Bee pollen is among the oldest known dietary supplements. Its use as a rejuvenator and medicine date back to the early Egyptians and ancient Chinese. It is rich in vitamins, especially B vitamins, and contains trace amounts of minerals, elements, amino acids, and enzymes. The pollen is composed of 55%-+carbohydrates, 60%-+protein, 3%-+ minerals and vitamins, 2%-+ fatty acids, and 5%-+ other substances. It really depends on the pollen. It contains very small amounts of many substances considered to be antioxidants, including betacarotene, vitamins C and E, lycopene, selenium, and flavonoids.
Bee Pollen can enhancing the immune system, controlling weight, relieving allergy symptoms, increasing strength, improving sexual function, enhancing vitality and stamina, slowing the aging process, and prolonging life.
Bee pollen is said to strengthen the immune system through its antioxidant properties. Antioxidants are used to deactivate free radicals in the body. Free radicals are byproducts of oxygen that can damage cells and are linked to many degenerative diseases, especially those associated with aging. They are also associated with the aging process itself. Antioxidants may block further damage and even reverse much of the cell oxidation already done. Bee pollen is suggested to help counteract the effects of radiation and environmental pollutants that weaken the immune system, supporters say.
Preparations It takes about two hours for bee pollen to be absorbed into the bloodstream. The recommended dosages for preventative purposes are an eighth to a quarter teaspoon of granules once a day to start, gradually increasing over a month to one to two teaspoons, one to three times a day. The dosage for short-term therapeutic use is 3/8-3/4 teaspoon to start, increasing to three to six teaspoons, one to three times a day. Bee pollen should not be heated, since it will lose its potency.

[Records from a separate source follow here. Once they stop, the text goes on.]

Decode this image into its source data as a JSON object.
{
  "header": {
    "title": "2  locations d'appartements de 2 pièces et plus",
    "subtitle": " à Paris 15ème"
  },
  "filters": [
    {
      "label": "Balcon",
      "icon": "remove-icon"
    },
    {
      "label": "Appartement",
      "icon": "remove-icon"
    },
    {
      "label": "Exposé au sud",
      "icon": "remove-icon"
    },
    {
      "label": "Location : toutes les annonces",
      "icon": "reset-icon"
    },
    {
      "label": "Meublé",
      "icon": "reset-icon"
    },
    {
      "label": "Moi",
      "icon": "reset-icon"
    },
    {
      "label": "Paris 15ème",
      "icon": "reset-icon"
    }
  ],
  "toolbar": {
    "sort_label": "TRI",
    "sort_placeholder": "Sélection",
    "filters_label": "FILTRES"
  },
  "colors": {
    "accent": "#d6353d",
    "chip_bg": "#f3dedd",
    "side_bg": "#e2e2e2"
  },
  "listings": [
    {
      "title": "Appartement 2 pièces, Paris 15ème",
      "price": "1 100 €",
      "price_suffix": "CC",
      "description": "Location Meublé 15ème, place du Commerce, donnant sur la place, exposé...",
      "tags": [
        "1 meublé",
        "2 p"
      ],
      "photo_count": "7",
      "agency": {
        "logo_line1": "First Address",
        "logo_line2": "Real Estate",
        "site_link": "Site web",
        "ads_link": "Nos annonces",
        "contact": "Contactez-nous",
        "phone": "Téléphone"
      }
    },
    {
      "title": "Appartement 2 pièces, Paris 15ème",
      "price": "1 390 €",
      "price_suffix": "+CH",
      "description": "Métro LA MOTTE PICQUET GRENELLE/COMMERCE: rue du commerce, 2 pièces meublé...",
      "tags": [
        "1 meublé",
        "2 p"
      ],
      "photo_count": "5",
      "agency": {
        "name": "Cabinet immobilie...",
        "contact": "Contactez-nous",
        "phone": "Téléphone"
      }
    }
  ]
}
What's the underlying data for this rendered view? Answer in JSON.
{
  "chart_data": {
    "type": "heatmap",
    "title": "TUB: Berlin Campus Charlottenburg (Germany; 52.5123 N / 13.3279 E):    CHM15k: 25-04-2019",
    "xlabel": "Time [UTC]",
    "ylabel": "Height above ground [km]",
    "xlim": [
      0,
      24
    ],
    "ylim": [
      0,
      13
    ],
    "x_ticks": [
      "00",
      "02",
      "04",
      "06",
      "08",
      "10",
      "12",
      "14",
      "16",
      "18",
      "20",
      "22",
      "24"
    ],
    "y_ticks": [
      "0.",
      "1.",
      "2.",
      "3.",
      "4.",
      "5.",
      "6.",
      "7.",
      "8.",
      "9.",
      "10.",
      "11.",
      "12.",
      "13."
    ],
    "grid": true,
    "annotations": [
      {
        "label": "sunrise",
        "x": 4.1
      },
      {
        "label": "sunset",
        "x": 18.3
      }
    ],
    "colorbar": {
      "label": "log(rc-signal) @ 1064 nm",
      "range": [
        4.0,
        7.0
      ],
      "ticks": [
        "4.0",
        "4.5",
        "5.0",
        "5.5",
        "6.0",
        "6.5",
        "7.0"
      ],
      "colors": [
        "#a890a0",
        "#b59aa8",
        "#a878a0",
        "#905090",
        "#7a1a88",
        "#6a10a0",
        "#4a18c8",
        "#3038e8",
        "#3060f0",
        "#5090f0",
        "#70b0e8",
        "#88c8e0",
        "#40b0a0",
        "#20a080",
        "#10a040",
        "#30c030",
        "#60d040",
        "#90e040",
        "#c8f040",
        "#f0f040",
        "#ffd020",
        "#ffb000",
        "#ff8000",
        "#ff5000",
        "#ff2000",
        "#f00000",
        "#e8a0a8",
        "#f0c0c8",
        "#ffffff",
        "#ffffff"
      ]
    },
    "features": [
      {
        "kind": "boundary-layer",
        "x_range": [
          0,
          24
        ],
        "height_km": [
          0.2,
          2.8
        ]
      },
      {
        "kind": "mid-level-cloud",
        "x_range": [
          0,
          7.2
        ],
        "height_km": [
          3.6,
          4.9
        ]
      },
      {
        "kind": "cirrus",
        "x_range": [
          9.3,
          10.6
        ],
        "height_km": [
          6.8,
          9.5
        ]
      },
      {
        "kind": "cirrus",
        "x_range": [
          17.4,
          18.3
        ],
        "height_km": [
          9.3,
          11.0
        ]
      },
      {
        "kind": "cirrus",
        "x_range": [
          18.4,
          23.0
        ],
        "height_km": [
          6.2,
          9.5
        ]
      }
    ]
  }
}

Precautions Persons who are allergic to bee stings or products should not use bee pollen since it may cause a serious allergic reaction, including death. Anyone uncertain if they are allergic to bee pollen should sample only a few granules first to see if there is any type of reaction, or have an allergy test. Those using bee pollen to reduce hay fever should be sure to consume local bee pollen to obtain the best results. Side Effects There are rare cases of minor side effects, such as gastrointestinal irritation and diarrhea, associated with ingesting bee pollen.